We interpret the three-dimensional seismic wave-speed structure of the Australian upper mantle by comparing its azimuthal anisotropy to estimates of past and present lithospheric deformation. We infer the fossil strain field from the orientation of gravity anomalies relative to topography, bypassing the need to extrapolate crustal measures, and derive the current direction of mantle deformation from present-day plate motion. Our observations provide the depth resolution necessary to distinguish fossil from contemporaneous deformation. The distribution of azimuthal seismic anisotropy is determined from multi-mode surface-wave propagation. Mechanical anisotropy, or the directional variation of isostatic compensation, is a proxy for the fossil strain field and is derived from a spectral coherence analysis of digital gravity and topography data in two wavelength bands. The joint interpretation of seismic and tectonic data resolves a rheological transition in the Australian upper mantle. At depths shallower than ∼150-200 km strong seismic anisotropy forms complex patterns. In this regime the seismic fast axes are at large angles to the directions of principal shortening, defining a mechanically coupled crust-mantle lid deformed by orogenic processes dominated by transpression. Here, seismic anisotropy may be considered 'frozen', which suggests that past deformation has left a coherent imprint on much of the lithospheric depth profile. The azimuthal seismic anisotropy below ∼200 km is weaker and preferentially aligned with the direction of the rapid motion of the Indo-Australian plate. The alignment of the fast axes with the direction of present-day absolute plate motion is indicative of deformation by simple shear of a dry olivine mantle. Motion expressed in the hot-spot reference frame matches the seismic observations better than the no-net-rotation reference frame. Thus, seismic anisotropy supports the notion that the hot-spot reference frame is the most physically reasonable.

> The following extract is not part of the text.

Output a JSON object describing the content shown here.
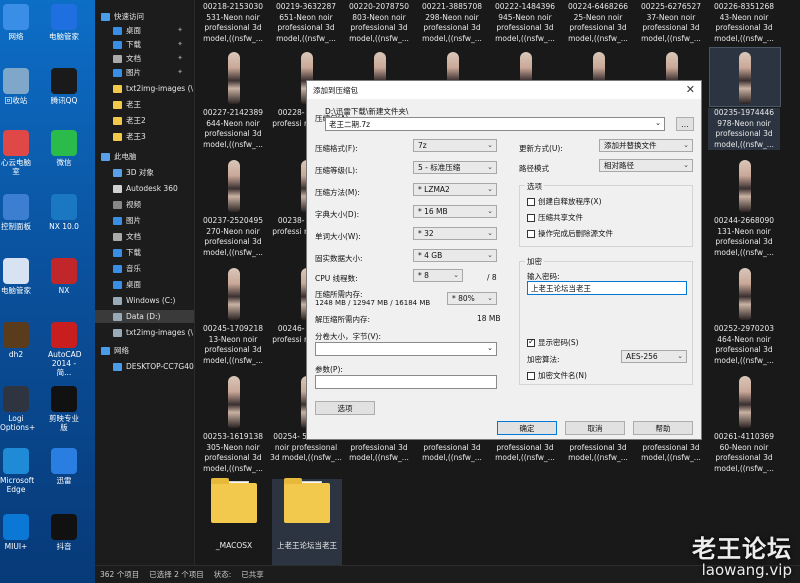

Independently from plate motion models, seismic anisotropy can be used to derive a best-fitting direction of overall mantle shear.
All Science Journal Classification (ASJC) codes
- Geochemistry and Petrology
- Earth and Planetary Sciences (miscellaneous)
- Space and Planetary Science